*WHAT YOU SHOULD DO*.
Among the entries below, find all lines that include "title" and copy them.

*EXERCISE DATA*.
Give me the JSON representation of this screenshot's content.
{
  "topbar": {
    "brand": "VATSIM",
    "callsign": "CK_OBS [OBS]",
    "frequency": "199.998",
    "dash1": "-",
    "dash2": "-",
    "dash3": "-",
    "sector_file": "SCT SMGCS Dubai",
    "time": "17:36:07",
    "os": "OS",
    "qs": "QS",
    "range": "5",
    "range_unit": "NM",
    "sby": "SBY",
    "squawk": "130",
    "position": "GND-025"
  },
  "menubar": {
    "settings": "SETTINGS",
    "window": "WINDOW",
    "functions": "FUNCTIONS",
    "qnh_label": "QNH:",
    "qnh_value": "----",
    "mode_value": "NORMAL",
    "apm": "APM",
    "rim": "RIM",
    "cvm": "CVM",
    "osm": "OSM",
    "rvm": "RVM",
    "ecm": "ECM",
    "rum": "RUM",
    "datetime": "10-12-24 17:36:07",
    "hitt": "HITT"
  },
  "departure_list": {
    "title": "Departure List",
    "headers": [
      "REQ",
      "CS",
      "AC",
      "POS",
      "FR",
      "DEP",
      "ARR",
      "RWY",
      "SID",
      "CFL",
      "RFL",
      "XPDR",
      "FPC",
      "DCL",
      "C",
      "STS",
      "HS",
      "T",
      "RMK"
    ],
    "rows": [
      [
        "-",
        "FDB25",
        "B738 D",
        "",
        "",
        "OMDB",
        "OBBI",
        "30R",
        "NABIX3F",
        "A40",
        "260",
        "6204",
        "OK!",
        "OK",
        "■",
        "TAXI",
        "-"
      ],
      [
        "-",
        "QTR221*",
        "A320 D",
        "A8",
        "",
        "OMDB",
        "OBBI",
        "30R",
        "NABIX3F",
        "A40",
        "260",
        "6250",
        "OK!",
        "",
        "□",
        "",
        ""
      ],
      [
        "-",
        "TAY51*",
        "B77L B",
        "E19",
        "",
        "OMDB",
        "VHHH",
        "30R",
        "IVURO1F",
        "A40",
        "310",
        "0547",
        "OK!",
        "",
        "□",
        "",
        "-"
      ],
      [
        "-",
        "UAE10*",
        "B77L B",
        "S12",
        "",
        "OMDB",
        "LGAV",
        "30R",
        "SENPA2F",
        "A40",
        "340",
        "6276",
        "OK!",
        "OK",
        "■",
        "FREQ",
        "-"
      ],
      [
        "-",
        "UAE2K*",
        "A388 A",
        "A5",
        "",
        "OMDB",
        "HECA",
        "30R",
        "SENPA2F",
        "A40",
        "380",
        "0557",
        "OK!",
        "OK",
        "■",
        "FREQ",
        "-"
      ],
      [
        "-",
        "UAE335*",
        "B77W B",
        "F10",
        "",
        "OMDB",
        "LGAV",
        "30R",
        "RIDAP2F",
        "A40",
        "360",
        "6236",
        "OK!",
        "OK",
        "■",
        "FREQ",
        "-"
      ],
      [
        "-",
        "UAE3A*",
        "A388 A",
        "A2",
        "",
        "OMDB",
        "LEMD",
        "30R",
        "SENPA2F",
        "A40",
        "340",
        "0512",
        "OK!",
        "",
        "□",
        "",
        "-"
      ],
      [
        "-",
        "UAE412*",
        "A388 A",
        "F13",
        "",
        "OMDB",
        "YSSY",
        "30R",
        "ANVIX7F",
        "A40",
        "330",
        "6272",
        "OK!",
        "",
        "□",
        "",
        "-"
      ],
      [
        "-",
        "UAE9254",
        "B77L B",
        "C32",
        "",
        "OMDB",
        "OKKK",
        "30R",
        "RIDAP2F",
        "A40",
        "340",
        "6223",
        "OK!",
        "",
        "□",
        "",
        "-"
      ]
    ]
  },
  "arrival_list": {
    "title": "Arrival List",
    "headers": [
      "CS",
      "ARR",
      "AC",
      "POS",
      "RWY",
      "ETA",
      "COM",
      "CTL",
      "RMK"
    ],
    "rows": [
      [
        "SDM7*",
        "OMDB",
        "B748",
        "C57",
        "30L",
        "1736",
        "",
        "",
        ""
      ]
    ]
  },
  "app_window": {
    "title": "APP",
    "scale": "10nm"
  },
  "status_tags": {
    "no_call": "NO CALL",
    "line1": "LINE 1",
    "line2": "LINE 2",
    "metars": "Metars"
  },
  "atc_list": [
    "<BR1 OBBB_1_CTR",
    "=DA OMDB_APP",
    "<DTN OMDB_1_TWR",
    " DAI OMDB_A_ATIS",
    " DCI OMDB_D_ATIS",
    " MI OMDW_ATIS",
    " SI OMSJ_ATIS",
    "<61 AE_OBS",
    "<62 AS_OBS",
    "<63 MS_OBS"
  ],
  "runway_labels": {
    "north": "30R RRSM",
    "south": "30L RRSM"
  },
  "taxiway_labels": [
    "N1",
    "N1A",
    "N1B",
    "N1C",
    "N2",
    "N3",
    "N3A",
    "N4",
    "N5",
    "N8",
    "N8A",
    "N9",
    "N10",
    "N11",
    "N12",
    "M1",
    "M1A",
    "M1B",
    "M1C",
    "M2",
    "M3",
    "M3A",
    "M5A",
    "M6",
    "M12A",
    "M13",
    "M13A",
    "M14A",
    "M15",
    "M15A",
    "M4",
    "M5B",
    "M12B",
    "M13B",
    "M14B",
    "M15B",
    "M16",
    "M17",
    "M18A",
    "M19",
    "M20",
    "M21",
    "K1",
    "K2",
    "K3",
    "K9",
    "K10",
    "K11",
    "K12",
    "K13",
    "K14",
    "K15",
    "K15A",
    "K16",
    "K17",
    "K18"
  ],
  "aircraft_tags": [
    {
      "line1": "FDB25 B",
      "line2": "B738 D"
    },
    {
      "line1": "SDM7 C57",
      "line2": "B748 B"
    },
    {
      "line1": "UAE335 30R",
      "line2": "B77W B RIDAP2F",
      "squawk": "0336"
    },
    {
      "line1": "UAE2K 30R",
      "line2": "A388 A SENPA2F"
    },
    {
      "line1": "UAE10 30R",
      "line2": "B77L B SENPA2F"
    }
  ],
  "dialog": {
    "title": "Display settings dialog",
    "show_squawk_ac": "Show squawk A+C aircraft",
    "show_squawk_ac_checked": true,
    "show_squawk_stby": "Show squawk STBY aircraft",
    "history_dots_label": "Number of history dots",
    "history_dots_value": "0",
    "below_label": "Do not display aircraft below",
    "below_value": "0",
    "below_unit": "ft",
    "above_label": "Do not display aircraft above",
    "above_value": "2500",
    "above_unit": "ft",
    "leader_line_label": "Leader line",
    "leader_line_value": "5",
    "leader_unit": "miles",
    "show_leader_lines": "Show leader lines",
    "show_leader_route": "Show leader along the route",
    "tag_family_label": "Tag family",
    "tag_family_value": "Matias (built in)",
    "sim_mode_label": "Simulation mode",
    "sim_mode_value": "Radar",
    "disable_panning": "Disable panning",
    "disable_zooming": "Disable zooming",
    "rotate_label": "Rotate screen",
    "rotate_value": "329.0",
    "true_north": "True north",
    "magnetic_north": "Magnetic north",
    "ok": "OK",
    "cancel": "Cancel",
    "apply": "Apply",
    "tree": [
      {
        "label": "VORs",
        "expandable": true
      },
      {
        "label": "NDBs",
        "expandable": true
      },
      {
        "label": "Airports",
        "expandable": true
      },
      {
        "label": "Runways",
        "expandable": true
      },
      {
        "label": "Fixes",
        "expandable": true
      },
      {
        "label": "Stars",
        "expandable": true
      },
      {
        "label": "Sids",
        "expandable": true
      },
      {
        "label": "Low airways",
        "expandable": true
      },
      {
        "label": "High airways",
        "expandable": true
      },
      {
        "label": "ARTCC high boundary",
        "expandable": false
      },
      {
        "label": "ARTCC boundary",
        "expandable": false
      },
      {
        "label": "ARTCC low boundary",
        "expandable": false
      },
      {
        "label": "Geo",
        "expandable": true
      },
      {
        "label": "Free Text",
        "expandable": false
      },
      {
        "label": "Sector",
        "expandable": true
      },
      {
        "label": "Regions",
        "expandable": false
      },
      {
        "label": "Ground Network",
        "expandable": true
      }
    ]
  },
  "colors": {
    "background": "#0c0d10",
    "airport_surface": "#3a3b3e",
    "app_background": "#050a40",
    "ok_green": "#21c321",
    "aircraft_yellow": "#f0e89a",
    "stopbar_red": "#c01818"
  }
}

*PROBLEM SOLUTION*.
    "title": "Departure List",
    "title": "Arrival List",
    "title": "APP",
    "title": "Display settings dialog",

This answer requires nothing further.